Sanofi is culling a Regeneron-partnered med and still looking for partners for two unwanted pipeline candidates as the Big Pharma continues to reshuffle its R&D priorities.
This is according to its first-quarter update (PDF) posted early Friday morning. We already knew that efpeglenatide, a long-acting GLP-1 agonist for Type 2 diabetes, was on the chopping block when the French Big Pharma, alongside partner Hanmi, said late last year they were looking for a new partner to sell the med.
This comes after Sanofi said it was it was reprioritizing its pipeline away from diabetes. It’s a similar story for midstage candidate SAR422459, an ABCA4 gene therapy against Stargardt disease, an inherited eye disorder, which Sanofi said it will be out-licensing once a partner is found.
The therapy, which uses Oxford Biomedica's LentiVector tech to deliver a corrected ABCR gene directly to the retina, saw its phase 1/2 test terminated at the start of the year. In the ClinicalTrials.gov update, this was “not for safety reasons” but rather: “Due to review of clinical development plans and priorities, sponsor [Sanofi] decided to stop development of the product.”
It has killed off work for SAR440340, an anti-IL33 in atopic dermatitis partnered with Regeneron (a partnership which has been re-jigged a few times over the years). Analysts at Jefferies said it had been discontinued and was “largely anticipated after poor phase 2 data hence our 10% probability [of success].”
Sanofi, which is also now working on a vaccine for COVID-19 with once European rival, now partner, GlaxoSmithKline, as well as on an mRNA vaccine with Translate Bio, said the pandemic could hit the company’s ability to do research, but it's finding a way through.
CEO Paul Hudson said: “In R&D, we took actions to maintain clinical trial programs and to advance our pipeline of potentially transformative medicines.
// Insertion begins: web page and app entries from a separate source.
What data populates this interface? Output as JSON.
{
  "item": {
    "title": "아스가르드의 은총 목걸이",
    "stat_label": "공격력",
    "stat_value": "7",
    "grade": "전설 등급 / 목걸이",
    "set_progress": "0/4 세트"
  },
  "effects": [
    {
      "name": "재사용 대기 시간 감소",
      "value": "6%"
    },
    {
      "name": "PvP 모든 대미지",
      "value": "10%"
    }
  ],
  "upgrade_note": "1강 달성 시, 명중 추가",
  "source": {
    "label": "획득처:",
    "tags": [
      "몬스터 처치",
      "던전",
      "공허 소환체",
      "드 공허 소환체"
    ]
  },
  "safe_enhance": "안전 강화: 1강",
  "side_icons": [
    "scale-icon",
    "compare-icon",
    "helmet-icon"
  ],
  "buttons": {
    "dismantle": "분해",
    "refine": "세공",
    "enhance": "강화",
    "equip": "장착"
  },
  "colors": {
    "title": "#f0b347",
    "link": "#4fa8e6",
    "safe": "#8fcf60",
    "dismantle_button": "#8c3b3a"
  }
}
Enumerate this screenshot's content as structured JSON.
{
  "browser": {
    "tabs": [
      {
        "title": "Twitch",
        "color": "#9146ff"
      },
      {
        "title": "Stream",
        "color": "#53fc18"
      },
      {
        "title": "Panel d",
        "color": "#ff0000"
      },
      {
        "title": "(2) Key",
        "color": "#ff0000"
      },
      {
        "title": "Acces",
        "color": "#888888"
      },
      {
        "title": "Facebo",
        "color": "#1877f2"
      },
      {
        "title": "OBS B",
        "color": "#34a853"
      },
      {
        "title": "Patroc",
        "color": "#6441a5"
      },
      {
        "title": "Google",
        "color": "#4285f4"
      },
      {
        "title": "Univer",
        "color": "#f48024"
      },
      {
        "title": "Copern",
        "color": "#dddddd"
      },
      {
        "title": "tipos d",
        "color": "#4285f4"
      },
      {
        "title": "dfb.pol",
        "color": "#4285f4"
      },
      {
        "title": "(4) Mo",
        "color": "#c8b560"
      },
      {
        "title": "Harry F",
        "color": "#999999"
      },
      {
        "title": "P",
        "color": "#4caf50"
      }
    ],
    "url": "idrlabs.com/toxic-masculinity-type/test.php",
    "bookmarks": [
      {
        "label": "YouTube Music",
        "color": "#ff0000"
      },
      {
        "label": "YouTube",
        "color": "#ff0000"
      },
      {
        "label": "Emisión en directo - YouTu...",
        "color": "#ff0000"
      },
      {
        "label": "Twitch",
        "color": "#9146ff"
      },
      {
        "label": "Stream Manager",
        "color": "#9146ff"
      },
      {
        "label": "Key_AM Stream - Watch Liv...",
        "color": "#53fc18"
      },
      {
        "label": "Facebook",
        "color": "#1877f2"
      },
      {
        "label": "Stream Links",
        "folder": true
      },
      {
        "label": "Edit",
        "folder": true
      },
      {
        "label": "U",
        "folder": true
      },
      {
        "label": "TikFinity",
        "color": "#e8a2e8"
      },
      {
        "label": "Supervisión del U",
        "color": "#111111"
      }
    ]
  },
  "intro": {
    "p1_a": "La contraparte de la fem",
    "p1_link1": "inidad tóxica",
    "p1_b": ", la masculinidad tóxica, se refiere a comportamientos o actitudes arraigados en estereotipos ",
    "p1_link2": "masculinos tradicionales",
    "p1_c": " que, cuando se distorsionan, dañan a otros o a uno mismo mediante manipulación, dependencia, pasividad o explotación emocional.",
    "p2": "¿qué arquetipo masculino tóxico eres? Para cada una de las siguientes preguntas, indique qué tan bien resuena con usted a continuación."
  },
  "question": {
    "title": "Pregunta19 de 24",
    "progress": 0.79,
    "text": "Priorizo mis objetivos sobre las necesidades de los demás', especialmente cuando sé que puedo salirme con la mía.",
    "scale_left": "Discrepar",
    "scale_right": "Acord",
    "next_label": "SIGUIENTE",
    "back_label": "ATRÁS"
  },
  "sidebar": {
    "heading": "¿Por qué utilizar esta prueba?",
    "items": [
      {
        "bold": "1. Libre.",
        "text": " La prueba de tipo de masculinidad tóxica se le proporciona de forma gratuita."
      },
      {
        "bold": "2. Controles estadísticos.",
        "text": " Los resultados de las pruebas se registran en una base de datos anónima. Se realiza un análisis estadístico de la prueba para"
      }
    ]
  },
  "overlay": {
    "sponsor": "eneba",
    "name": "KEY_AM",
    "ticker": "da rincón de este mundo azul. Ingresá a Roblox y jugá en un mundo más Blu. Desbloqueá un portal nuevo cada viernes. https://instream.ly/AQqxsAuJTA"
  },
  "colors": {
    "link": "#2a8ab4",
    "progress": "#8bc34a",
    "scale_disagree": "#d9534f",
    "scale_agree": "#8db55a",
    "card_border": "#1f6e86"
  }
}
While the duration of the pandemic remains unknown at this point, I am confident Sanofi is well positioned to navigate these challenges and deliver on our commitment to patients.”